Exercise: Check each line of the data for "드라마를" and select those that have it.
[[ Material for the task open ]]
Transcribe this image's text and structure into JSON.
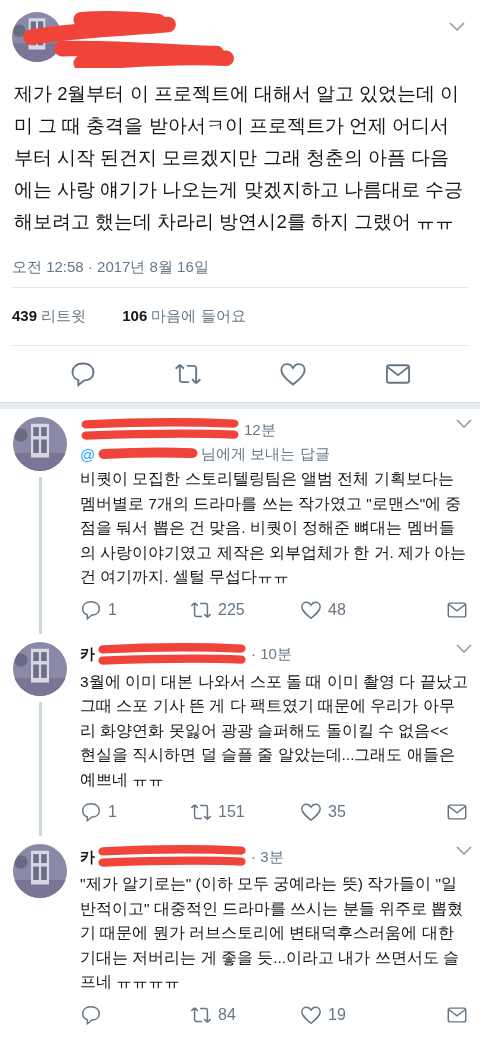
{
  "tweet": {
    "text": "제가 2월부터 이 프로젝트에 대해서 알고 있었는데 이미 그 때 충격을 받아서ㅋ이 프로젝트가 언제 어디서부터 시작 된건지 모르겠지만 그래 청춘의 아픔 다음에는 사랑 얘기가 나오는게 맞겠지하고 나름대로 수긍해보려고 했는데 차라리 방연시2를 하지 그랬어 ㅠㅠ",
    "time": "오전 12:58 · 2017년 8월 16일",
    "retweets": {
      "count": "439",
      "label": "리트윗"
    },
    "likes": {
      "count": "106",
      "label": "마음에 들어요"
    }
  },
  "replies": [
    {
      "time": "12분",
      "handle": "@",
      "reply_to": "님에게 보내는 답글",
      "text": "비퀏이 모집한 스토리텔링팀은 앨범 전체 기획보다는 멤버별로 7개의 드라마를 쓰는 작가였고 \"로맨스\"에 중점을 둬서 뽑은 건 맞음. 비퀏이 정해준 뼈대는 멤버들의 사랑이야기였고 제작은 외부업체가 한 거. 제가 아는 건 여기까지. 셀털 무섭다ㅠㅠ",
      "counts": {
        "reply": "1",
        "retweet": "225",
        "like": "48"
      }
    },
    {
      "name": "카",
      "time": "· 10분",
      "text": "3월에 이미 대본 나와서 스포 돌 때 이미 촬영 다 끝났고 그때 스포 기사 뜬 게 다 팩트였기 때문에 우리가 아무리 화양연화 못잃어 광광 슬퍼해도 돌이킬 수 없음<< 현실을 직시하면 덜 슬플 줄 알았는데...그래도 애들은 예쁘네 ㅠㅠ",
      "counts": {
        "reply": "1",
        "retweet": "151",
        "like": "35"
      }
    },
    {
      "name": "카",
      "time": "· 3분",
      "text": "\"제가 알기로는\" (이하 모두 궁예라는 뜻) 작가들이 \"일반적이고\" 대중적인 드라마를 쓰시는 분들 위주로 뽑혔기 때문에 뭔가 러브스토리에 변태덕후스러움에 대한 기대는 저버리는 게 좋을 듯...이라고 내가 쓰면서도 슬프네 ㅠㅠㅠㅠ",
      "counts": {
        "retweet": "84",
        "like": "19"
      }
    }
  ]
}
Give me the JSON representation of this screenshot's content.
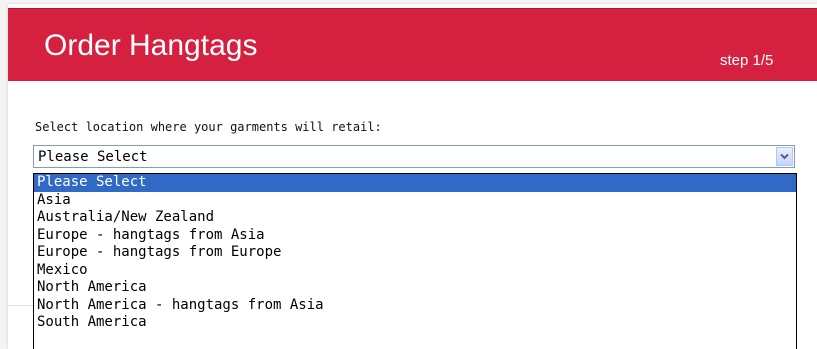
{
  "header": {
    "title": "Order Hangtags",
    "step": "step 1/5"
  },
  "form": {
    "location_label": "Select location where your garments will retail:",
    "location_value": "Please Select"
  },
  "dropdown": {
    "options": [
      {
        "label": "Please Select",
        "selected": true
      },
      {
        "label": "Asia",
        "selected": false
      },
      {
        "label": "Australia/New Zealand",
        "selected": false
      },
      {
        "label": "Europe - hangtags from Asia",
        "selected": false
      },
      {
        "label": "Europe - hangtags from Europe",
        "selected": false
      },
      {
        "label": "Mexico",
        "selected": false
      },
      {
        "label": "North America",
        "selected": false
      },
      {
        "label": "North America - hangtags from Asia",
        "selected": false
      },
      {
        "label": "South America",
        "selected": false
      }
    ]
  },
  "colors": {
    "header_bg": "#d6203f",
    "selection_bg": "#3169c6"
  },
  "icons": {
    "dropdown_arrow": "chevron-down-icon"
  }
}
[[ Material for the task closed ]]
Output:
      "text": "비퀏이 모집한 스토리텔링팀은 앨범 전체 기획보다는 멤버별로 7개의 드라마를 쓰는 작가였고 \"로맨스\"에 중점을 둬서 뽑은 건 맞음. 비퀏이 정해준 뼈대는 멤버들의 사랑이야기였고 제작은 외부업체가 한 거. 제가 아는 건 여기까지. 셀털 무섭다ㅠㅠ",
      "text": "\"제가 알기로는\" (이하 모두 궁예라는 뜻) 작가들이 \"일반적이고\" 대중적인 드라마를 쓰시는 분들 위주로 뽑혔기 때문에 뭔가 러브스토리에 변태덕후스러움에 대한 기대는 저버리는 게 좋을 듯...이라고 내가 쓰면서도 슬프네 ㅠㅠㅠㅠ",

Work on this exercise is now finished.